Obviously, investing in Cineplex or any movie theater business at this point requires a belief that 1) the COVID-19 virus is vanquished with a vaccine or just burns out on its own in the not too distant future, and 2) that the bear thesis of secular decline due to Netflix, etc., is not accurate.

 

I think history has shown all prior pandemics to be transitory, not perpetual, so I’m willing to take the risk that COVID-19 might be exceptional in that regard.  And in the case of the 1918-1919 Spanish Flu, which was much more costly in terms of human life, although much less costly in terms of economic impact, life went back to normal pretty quickly by mid-1919.

 

As for the bear thesis of secular decline, I believe going to the movies remains a culturally ingrained high-value for money form of out-of-home entertainment that is highly differentiated from, and not mutually exclusive with, the experience of watching movies or series on Netflix or other streaming services at home.  

 

I also think the prospect of content producers reuniting with distributors will prompt M&A activity as the Paramount Decree of 1948 is repealed.    Given Cineplex’s dominance in Canada, it should be an unusually appealing target in that regard.

 

At 66 years old, and at the helm for more than 20 years, CEO  Ellis Jacob  showed he was willing to retire  by agreeing to the Cineworld buyout at C$34 in December 2019.  I think he’s probably still looking for an exit when the price / timing is right. 

 

  

 

 

We are long Cineplex Inc. (CGX CN) and may buy or sell additional shares at any time.
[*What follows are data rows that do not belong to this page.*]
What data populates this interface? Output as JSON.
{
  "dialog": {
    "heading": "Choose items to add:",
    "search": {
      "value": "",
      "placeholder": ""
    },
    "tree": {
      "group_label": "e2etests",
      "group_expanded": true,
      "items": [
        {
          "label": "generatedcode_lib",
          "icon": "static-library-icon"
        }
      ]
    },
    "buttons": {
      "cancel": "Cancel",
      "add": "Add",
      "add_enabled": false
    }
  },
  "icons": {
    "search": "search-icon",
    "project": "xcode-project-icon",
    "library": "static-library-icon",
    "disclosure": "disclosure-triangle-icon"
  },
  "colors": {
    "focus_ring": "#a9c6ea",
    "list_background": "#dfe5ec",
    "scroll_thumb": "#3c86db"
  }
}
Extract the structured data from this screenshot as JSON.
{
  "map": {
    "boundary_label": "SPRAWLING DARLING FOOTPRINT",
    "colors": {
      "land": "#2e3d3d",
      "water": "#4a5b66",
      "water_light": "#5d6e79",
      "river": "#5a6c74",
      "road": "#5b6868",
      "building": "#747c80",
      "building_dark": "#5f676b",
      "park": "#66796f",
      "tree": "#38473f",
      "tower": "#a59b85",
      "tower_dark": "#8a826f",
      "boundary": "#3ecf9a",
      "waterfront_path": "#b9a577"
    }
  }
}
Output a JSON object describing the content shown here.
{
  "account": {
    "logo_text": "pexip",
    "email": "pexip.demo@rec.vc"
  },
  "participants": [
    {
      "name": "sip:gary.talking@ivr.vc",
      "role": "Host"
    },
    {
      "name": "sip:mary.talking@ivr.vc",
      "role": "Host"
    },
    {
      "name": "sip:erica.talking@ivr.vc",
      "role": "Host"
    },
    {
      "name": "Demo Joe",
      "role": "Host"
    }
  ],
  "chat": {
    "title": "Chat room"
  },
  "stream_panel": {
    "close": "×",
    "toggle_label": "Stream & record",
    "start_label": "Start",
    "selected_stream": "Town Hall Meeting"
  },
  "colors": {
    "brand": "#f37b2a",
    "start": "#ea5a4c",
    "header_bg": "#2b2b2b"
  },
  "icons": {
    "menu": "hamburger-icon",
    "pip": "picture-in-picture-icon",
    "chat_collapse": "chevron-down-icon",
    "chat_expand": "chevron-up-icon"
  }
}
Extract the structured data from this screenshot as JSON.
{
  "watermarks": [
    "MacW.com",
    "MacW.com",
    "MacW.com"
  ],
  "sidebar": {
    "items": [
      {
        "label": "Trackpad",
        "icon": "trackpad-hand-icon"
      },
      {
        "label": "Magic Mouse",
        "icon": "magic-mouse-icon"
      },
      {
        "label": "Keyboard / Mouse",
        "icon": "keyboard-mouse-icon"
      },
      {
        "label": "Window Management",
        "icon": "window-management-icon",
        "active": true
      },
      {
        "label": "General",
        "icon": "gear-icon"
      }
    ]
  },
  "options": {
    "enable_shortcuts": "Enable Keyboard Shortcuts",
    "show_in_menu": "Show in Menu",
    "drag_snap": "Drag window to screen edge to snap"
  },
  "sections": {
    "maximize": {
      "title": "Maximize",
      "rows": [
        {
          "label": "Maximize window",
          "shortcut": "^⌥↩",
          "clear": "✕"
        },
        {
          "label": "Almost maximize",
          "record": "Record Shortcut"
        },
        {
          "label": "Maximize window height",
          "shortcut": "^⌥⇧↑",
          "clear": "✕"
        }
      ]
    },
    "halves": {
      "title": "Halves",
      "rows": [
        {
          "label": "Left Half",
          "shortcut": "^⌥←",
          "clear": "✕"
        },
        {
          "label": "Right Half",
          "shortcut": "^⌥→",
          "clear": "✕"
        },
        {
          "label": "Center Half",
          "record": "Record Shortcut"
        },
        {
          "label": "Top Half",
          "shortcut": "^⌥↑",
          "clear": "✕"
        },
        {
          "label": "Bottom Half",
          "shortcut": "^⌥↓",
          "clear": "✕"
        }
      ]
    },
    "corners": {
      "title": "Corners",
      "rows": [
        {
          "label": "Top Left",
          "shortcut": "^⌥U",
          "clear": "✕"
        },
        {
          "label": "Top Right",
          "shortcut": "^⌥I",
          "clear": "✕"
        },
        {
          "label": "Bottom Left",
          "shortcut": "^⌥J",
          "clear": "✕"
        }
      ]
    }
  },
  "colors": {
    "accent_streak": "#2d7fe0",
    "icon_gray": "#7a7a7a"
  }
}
This is not a recommendation to buy or sell securities. Please conduct your own research and reach your own conclusion.

 

We do not hold a position with the issuer such as employment, directorship, or consultancy.

I do not hold a position with the issuer such as employment, directorship, or consultancy.
I and/or others I advise hold a material investment in the issuer's securities.

Catalyst

 

 

 

Re-opening relief rally when COVID-19 virus subsides.

 

Sale or financing from any ancillary assets.

 

Buy-out by content producer post Paramount Decree repeal

 

Litigation with Cineworld likely settled by Cineworld and Cineplex reinstating takeover once the coast is clear, but at C$22 (my target, 10x EBITDA) versus original deal at C$34 (also 10x EBITDA, before recent dilution from convertible bond issued and net debt increase).

    show   sort by    
      Back to top